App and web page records
# # # #

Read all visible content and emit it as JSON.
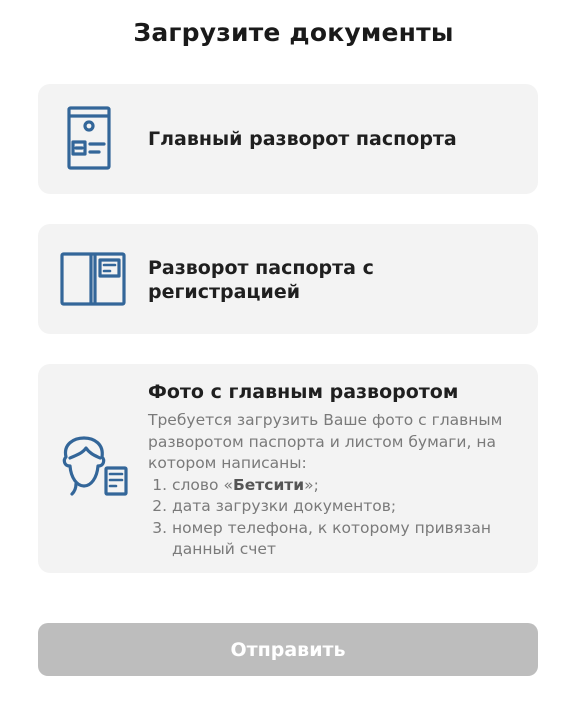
{
  "page": {
    "title": "Загрузите документы"
  },
  "colors": {
    "icon": "#336699",
    "card_bg": "#f3f3f3",
    "button_disabled": "#bdbdbd",
    "desc_text": "#7a7a7a"
  },
  "cards": [
    {
      "icon": "passport-main-page-icon",
      "title": "Главный разворот паспорта"
    },
    {
      "icon": "passport-registration-spread-icon",
      "title": "Разворот паспорта с регистрацией"
    },
    {
      "icon": "person-with-document-icon",
      "title": "Фото с главным разворотом",
      "description": "Требуется загрузить Ваше фото с главным разворотом паспорта и листом бумаги, на котором написаны:",
      "list": [
        {
          "prefix": "слово «",
          "bold": "Бетсити",
          "suffix": "»;"
        },
        {
          "text": "дата загрузки документов;"
        },
        {
          "text": "номер телефона, к которому привязан данный счет"
        }
      ]
    }
  ],
  "submit": {
    "label": "Отправить",
    "enabled": false
  }
}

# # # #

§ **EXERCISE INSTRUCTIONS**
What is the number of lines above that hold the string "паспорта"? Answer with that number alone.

§ **RESPONSE TO THE EXERCISE**
3